- Issue #54: Transfer a call to an agent
- Issue #27: Call transfers and quick connect support
- Issue #67: Help needed to integrated auto-selection of headset for audio input and output
Transfer to Quick Connect via Streams (Issue #54 and #27)
The always helpful jagadeeshaby responded to both of these requests for help on how to do transfers to Quick Connects using Streams API with a short code snippet:
This code path is not immediately obvious from the documentation. Thanks for the tip jagadeeshaby!
Audio Device Selector & Speaker Ring (Issue #67)
extmchristensen and mschersten bring up a user experience issue we see across customers. Between the browser and Windows sound settings, agents can have a hard time selecting the right audio device to use for Amazon Connect calls. This issue is requesting some changes to Streams API to let partners implement their own audio device selection user experience. mschersten brings up that it would be nice to have simultaneous ring across multiple audio devices, so a low utilization agent can hear a ring over their PC speakers.

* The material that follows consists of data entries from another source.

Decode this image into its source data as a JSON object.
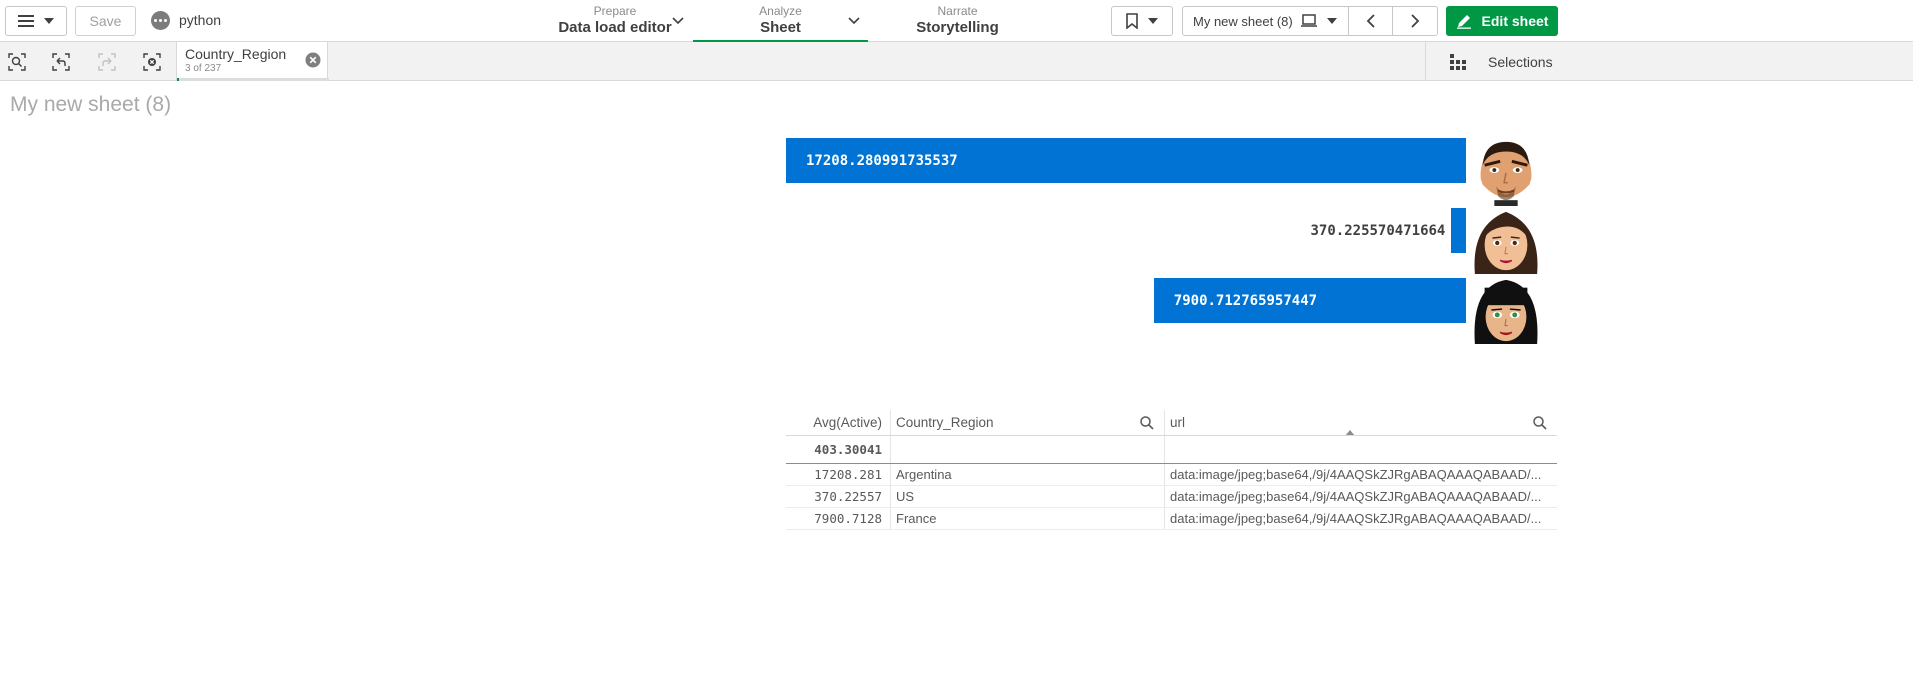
{
  "toolbar": {
    "save_label": "Save",
    "app_name": "python",
    "nav": [
      {
        "small": "Prepare",
        "big": "Data load editor"
      },
      {
        "small": "Analyze",
        "big": "Sheet"
      },
      {
        "small": "Narrate",
        "big": "Storytelling"
      }
    ],
    "sheet_selector": "My new sheet (8)",
    "edit_label": "Edit sheet",
    "accent_color": "#009845"
  },
  "selections_bar": {
    "chip": {
      "field": "Country_Region",
      "count": "3 of 237",
      "selected_fraction": 0.0127
    },
    "selections_label": "Selections"
  },
  "sheet": {
    "title": "My new sheet (8)"
  },
  "chart_data": {
    "type": "bar",
    "orientation": "horizontal",
    "bar_color": "#0073d4",
    "categories": [
      "Argentina",
      "US",
      "France"
    ],
    "values": [
      17208.280991735537,
      370.225570471664,
      7900.712765957447
    ],
    "value_labels": [
      "17208.280991735537",
      "370.225570471664",
      "7900.712765957447"
    ],
    "axis_labels": "hidden",
    "grid": false,
    "category_images": [
      "male-avatar-icon",
      "female-avatar-brown-hair-icon",
      "female-avatar-black-hair-icon"
    ]
  },
  "table": {
    "headers": [
      "Avg(Active)",
      "Country_Region",
      "url"
    ],
    "total": "403.30041",
    "rows": [
      {
        "avg": "17208.281",
        "country": "Argentina",
        "url": "data:image/jpeg;base64,/9j/4AAQSkZJRgABAQAAAQABAAD/..."
      },
      {
        "avg": "370.22557",
        "country": "US",
        "url": "data:image/jpeg;base64,/9j/4AAQSkZJRgABAQAAAQABAAD/..."
      },
      {
        "avg": "7900.7128",
        "country": "France",
        "url": "data:image/jpeg;base64,/9j/4AAQSkZJRgABAQAAAQABAAD/..."
      }
    ]
  }
}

I’d love to see changes along these lines, and I’ll be sure to keep an eye out on this issue for any further activity.
Thanks for reading. Any questions, comments or corrections are greatly appreciated. To learn more about what we can do with Amazon Connect, check out Helping You Get the Most Out of Amazon Connect